1) The re-structuring of the Chinese economy going from heavy industry to light industry and service sectors
2) Electrification of the industry and the transport sector through electrification of the process energy, digitalisation of the light industry and service sectors, and the deployment of electric vehicles, and
3) switching from coal to wind and solar in the power sector, as a consequence of the limitations of CO2 emission but also due to the reduction or cost for solar and wind which make these technologies competitive with coal power and much cheaper than natural gas power.
The result of these drivers is a fundamental transformation of the whole energy system, with a lower energy consumption, both the final and the primary energy consumption. The final energy consumption in 2050 is only 88% and the primary energy consumption 80% of the consumption today, despite an economic growth that will quadruple the economy until 2050.
Wind and Solar will dominate
In the energy supply wind and solar become the dominant energy providers, covering 88% of the electricity production, while coal and oil are reduced significantly. The losses in the energy system are greatly reduced by the electrification in the end-use sectors and by the reduction of losses from coal power plants. Nuclear power plants are assumed to continue to be deployed, but the potential is limited due to lack of suitable sites. Natural gas is not expected to play a big role in the Chinese energy system by 2050, because it is much more expensive than wind and solar.
The impact of the energy transformation is in line with the overall targets. Compared with today the situation in 2050 is that the air is much cleaner, the use of water is much lower, the CO2 emission from the energy sector is only one third of today’s, the dependence of imported oil and gas is greatly reduced and the power production cost is lower and more robust to volatile fuel prices. It seems that an energy transformation with focus on decarbonisation will give high benefits on all other key parameters for the sustainable energy system China wants.
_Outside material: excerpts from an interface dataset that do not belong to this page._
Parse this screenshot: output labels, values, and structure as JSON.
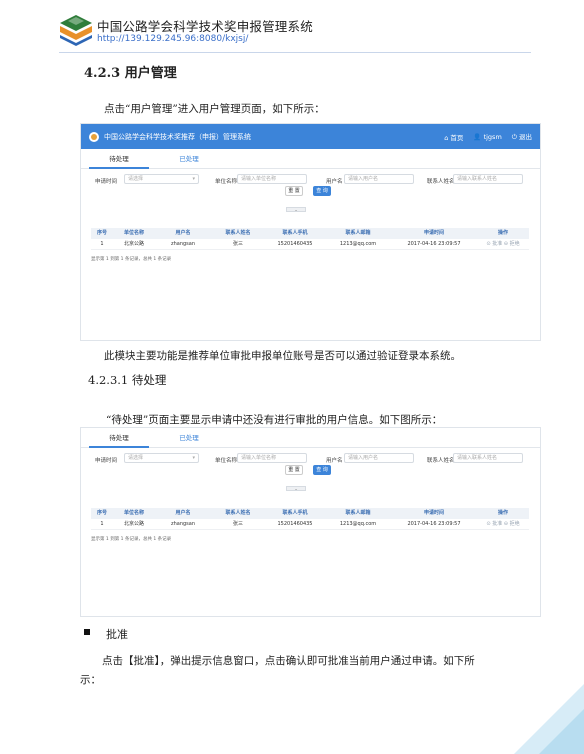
{
  "header": {
    "org_name": "中国公路学会科学技术奖申报管理系统",
    "url": "http://139.129.245.96:8080/kxjsj/"
  },
  "section": {
    "title": "4.2.3 用户管理",
    "intro": "点击“用户管理”进入用户管理页面，如下所示：",
    "module_desc": "此模块主要功能是推荐单位审批申报单位账号是否可以通过验证登录本系统。",
    "sub_title": "4.2.3.1 待处理",
    "sub_desc": "“待处理”页面主要显示申请中还没有进行审批的用户信息。如下图所示：",
    "bullet_label": "批准",
    "approve_line1": "点击【批准】，弹出提示信息窗口，点击确认即可批准当前用户通过申请。如下所",
    "approve_line2": "示："
  },
  "app": {
    "title": "中国公路学会科学技术奖推荐（申报）管理系统",
    "nav_home": "首页",
    "nav_user": "tjgsm",
    "nav_logout": "退出",
    "tab_pending": "待处理",
    "tab_done": "已处理",
    "filters": {
      "time_label": "申请时间",
      "time_placeholder": "请选择",
      "unit_label": "单位名称",
      "unit_placeholder": "请输入单位名称",
      "user_label": "用户名",
      "user_placeholder": "请输入用户名",
      "contact_label": "联系人姓名",
      "contact_placeholder": "请输入联系人姓名",
      "reset": "重 置",
      "search": "查 询"
    },
    "table": {
      "headers": [
        "序号",
        "单位名称",
        "用户名",
        "联系人姓名",
        "联系人手机",
        "联系人邮箱",
        "申请时间",
        "操作"
      ],
      "rows": [
        [
          "1",
          "北京公路",
          "zhangsan",
          "张三",
          "15201460435",
          "1213@qq.com",
          "2017-04-16 23:09:57"
        ]
      ],
      "action_approve": "批准",
      "action_reject": "拒绝"
    },
    "pagination": "显示第 1 到第 1 条记录，总共 1 条记录"
  },
  "colors": {
    "accent": "#3c84d9",
    "url": "#3a6fc9"
  }
}
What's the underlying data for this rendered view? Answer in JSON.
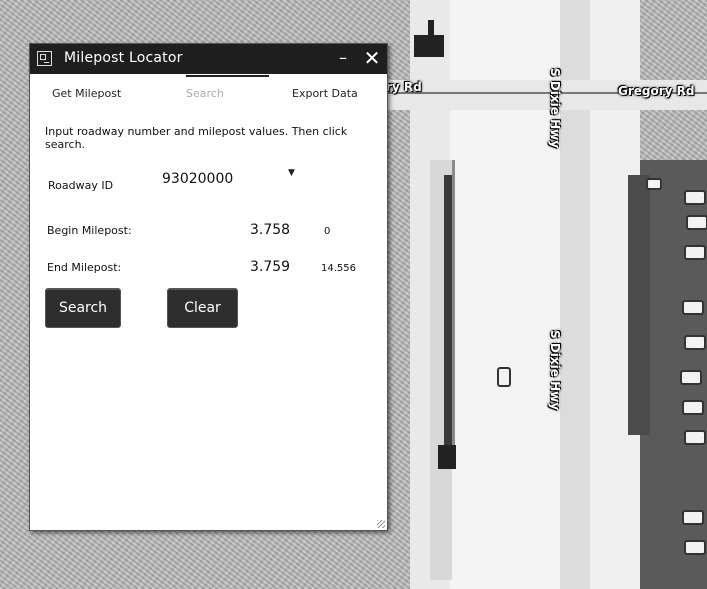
{
  "map": {
    "labels": {
      "road_gregory_left": "ry Rd",
      "road_gregory_right": "Gregory Rd",
      "hwy_top": "S Dixie Hwy",
      "hwy_mid": "S Dixie Hwy"
    }
  },
  "panel": {
    "title": "Milepost Locator",
    "minimize_glyph": "–",
    "close_glyph": "✕",
    "tabs": [
      {
        "label": "Get Milepost",
        "active": false
      },
      {
        "label": "Search",
        "active": true
      },
      {
        "label": "Export Data",
        "active": false
      }
    ],
    "instructions": "Input roadway number and milepost values. Then click search.",
    "roadway": {
      "label": "Roadway ID",
      "value": "93020000",
      "arrow": "▼"
    },
    "begin": {
      "label": "Begin Milepost:",
      "value": "3.758",
      "min": "0"
    },
    "end": {
      "label": "End Milepost:",
      "value": "3.759",
      "max": "14.556"
    },
    "buttons": {
      "search": "Search",
      "clear": "Clear"
    }
  }
}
The old economy: It’s not win-win for everyone
Even with these clear long-term benefits, the firm implementation of the development pathways is not a straightforward process. Many different interests have to be balanced against each other and the transformation process is not a win-win situation for all stakeholders. The reduction of the use of coal can be a serious hit to some of the provinces with an economy that is heavily reliant on income from the coal supply chain and/or from power production based on coal. The introduction of an efficient power market, which is necessary to ensure cost efficiency and good integration of variable energy production, will threaten some of the established power producers and stranded assets will be a (necessary) consequence. The grid companies are also challenged by the power sector reform where new market players get access to the costumers.
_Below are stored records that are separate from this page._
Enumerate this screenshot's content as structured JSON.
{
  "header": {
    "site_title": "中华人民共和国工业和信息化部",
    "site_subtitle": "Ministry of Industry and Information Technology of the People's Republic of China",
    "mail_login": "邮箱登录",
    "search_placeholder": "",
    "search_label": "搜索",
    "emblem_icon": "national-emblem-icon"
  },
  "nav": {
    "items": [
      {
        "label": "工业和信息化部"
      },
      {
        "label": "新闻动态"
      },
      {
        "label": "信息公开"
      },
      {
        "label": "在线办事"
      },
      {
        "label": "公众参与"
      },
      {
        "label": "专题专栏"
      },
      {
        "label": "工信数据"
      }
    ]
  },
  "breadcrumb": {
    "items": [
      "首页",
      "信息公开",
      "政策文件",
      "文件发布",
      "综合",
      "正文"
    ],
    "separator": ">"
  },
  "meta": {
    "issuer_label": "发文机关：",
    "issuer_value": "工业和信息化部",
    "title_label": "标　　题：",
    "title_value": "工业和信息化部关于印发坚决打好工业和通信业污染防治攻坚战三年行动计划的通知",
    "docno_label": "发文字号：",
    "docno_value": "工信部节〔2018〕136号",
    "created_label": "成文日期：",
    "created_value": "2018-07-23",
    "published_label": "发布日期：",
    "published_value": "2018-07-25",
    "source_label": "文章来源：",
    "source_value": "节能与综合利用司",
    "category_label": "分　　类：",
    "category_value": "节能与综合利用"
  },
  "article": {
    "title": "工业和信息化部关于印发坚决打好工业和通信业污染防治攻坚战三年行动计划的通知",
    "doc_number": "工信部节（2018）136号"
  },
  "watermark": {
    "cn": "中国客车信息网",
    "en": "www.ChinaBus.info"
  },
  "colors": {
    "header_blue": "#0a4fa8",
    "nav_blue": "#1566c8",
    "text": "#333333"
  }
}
Despite of these challenges there is reason to be optimistic regarding the energy transition in China. The combination of a serious commitment from the Chinese top leadership and the strong drivers from the economic reform process gives a sound basis for the transformation. It is not a question if it will happen, but how fast it will happen.
China Renewable Energy Outlook can be downloaded from https://lnkd.in/eaTAKwy
A summary of the report is available at https://lnkd.in/eDdMbV6
Kaare Sandholt is Chief Expert at the China National Renewable Energy Centre